Page and application data records:
---

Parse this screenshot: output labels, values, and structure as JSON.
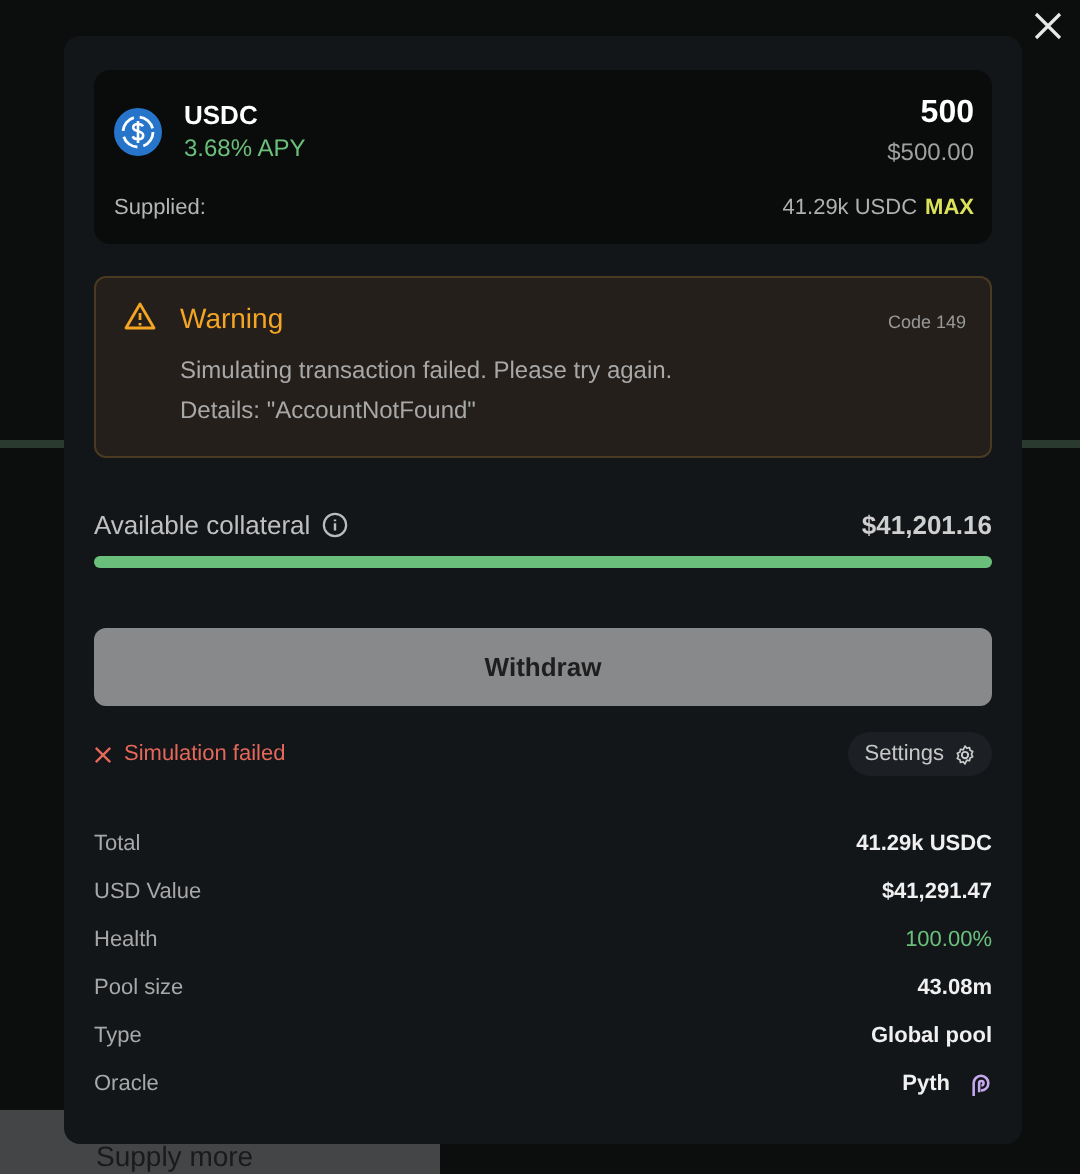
{
  "page": {
    "supply_button": "Supply more"
  },
  "modal": {
    "asset": {
      "symbol": "USDC",
      "apy": "3.68% APY",
      "amount": "500",
      "amount_usd": "$500.00",
      "supplied_label": "Supplied:",
      "supplied_value": "41.29k USDC",
      "max_label": "MAX"
    },
    "warning": {
      "title": "Warning",
      "code": "Code 149",
      "lines": [
        "Simulating transaction failed. Please try again.",
        "Details: \"AccountNotFound\""
      ]
    },
    "collateral": {
      "label": "Available collateral",
      "value": "$41,201.16",
      "level": 1.0
    },
    "action_button": {
      "label": "Withdraw",
      "disabled": true
    },
    "status": {
      "text": "Simulation failed",
      "kind": "error"
    },
    "settings_button": "Settings",
    "stats": [
      {
        "label": "Total",
        "value": "41.29k USDC",
        "kind": "plain"
      },
      {
        "label": "USD Value",
        "value": "$41,291.47",
        "kind": "plain"
      },
      {
        "label": "Health",
        "value": "100.00%",
        "kind": "good"
      },
      {
        "label": "Pool size",
        "value": "43.08m",
        "kind": "plain"
      },
      {
        "label": "Type",
        "value": "Global pool",
        "kind": "plain"
      },
      {
        "label": "Oracle",
        "value": "Pyth",
        "kind": "oracle"
      }
    ]
  }
}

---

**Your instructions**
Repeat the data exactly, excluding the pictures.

**Your solution**
Parse this screenshot: output labels, values, and structure as JSON.
{
  "page": {
    "supply_button": "Supply more"
  },
  "modal": {
    "asset": {
      "symbol": "USDC",
      "apy": "3.68% APY",
      "amount": "500",
      "amount_usd": "$500.00",
      "supplied_label": "Supplied:",
      "supplied_value": "41.29k USDC",
      "max_label": "MAX"
    },
    "warning": {
      "title": "Warning",
      "code": "Code 149",
      "lines": [
        "Simulating transaction failed. Please try again.",
        "Details: \"AccountNotFound\""
      ]
    },
    "collateral": {
      "label": "Available collateral",
      "value": "$41,201.16",
      "level": 1.0
    },
    "action_button": {
      "label": "Withdraw",
      "disabled": true
    },
    "status": {
      "text": "Simulation failed",
      "kind": "error"
    },
    "settings_button": "Settings",
    "stats": [
      {
        "label": "Total",
        "value": "41.29k USDC",
        "kind": "plain"
      },
      {
        "label": "USD Value",
        "value": "$41,291.47",
        "kind": "plain"
      },
      {
        "label": "Health",
        "value": "100.00%",
        "kind": "good"
      },
      {
        "label": "Pool size",
        "value": "43.08m",
        "kind": "plain"
      },
      {
        "label": "Type",
        "value": "Global pool",
        "kind": "plain"
      },
      {
        "label": "Oracle",
        "value": "Pyth",
        "kind": "oracle"
      }
    ]
  }
}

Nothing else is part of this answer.